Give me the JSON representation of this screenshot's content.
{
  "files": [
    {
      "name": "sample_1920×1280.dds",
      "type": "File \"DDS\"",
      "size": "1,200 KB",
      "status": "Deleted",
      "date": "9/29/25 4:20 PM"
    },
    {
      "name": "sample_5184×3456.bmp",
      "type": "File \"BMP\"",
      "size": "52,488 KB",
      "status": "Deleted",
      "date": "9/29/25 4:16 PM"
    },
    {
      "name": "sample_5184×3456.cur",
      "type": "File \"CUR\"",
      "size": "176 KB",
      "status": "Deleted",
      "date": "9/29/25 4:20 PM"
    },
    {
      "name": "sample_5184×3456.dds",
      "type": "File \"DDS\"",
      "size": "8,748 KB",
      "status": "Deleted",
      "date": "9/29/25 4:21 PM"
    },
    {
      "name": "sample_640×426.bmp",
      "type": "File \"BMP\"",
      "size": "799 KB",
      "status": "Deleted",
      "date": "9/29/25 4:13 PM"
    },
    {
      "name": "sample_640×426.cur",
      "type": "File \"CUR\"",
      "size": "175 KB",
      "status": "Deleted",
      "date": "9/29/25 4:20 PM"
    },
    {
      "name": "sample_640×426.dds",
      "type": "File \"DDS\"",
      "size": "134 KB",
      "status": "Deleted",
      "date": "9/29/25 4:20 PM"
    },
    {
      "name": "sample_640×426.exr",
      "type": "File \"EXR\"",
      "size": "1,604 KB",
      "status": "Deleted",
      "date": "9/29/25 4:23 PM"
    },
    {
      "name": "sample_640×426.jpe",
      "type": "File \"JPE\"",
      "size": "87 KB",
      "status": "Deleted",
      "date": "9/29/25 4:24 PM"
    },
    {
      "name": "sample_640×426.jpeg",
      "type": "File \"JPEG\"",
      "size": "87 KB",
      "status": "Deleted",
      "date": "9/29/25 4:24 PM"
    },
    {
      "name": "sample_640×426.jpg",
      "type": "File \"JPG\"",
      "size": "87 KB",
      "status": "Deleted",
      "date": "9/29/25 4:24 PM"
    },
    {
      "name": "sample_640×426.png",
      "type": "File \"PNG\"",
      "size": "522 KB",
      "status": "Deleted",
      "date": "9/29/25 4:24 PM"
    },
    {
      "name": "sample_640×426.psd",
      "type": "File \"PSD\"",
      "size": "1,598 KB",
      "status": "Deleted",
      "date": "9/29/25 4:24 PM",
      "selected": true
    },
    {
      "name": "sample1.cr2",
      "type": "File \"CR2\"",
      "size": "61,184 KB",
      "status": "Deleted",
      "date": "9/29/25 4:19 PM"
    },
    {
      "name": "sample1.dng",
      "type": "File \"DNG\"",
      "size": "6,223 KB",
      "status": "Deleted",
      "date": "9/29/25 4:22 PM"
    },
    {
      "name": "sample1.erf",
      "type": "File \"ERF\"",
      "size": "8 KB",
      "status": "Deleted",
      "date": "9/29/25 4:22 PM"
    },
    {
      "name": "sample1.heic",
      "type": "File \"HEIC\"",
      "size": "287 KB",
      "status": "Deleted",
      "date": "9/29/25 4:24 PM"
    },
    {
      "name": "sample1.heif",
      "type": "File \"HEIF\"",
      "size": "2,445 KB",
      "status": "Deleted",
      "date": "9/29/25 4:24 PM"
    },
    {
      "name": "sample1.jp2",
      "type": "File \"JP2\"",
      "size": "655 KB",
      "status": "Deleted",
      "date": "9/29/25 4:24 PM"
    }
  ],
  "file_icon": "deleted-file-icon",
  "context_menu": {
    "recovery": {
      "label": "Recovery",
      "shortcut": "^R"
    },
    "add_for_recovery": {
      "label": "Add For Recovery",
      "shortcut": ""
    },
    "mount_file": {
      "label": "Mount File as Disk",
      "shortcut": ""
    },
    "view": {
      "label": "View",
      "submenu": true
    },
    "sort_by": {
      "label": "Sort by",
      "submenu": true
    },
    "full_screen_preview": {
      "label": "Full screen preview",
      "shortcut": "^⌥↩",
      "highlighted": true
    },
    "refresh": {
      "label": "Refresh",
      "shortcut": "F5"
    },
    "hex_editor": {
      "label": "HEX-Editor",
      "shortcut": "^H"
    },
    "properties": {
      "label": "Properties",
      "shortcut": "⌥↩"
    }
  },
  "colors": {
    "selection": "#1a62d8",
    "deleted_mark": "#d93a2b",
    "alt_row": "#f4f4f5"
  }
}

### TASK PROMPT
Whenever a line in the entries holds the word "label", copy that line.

### ANSWER AREA
      "label": "Recovery",
      "label": "Add For Recovery",
      "label": "Mount File as Disk",
      "label": "View",
      "label": "Sort by",
      "label": "Full screen preview",
      "label": "Refresh",
      "label": "HEX-Editor",
      "label": "Properties",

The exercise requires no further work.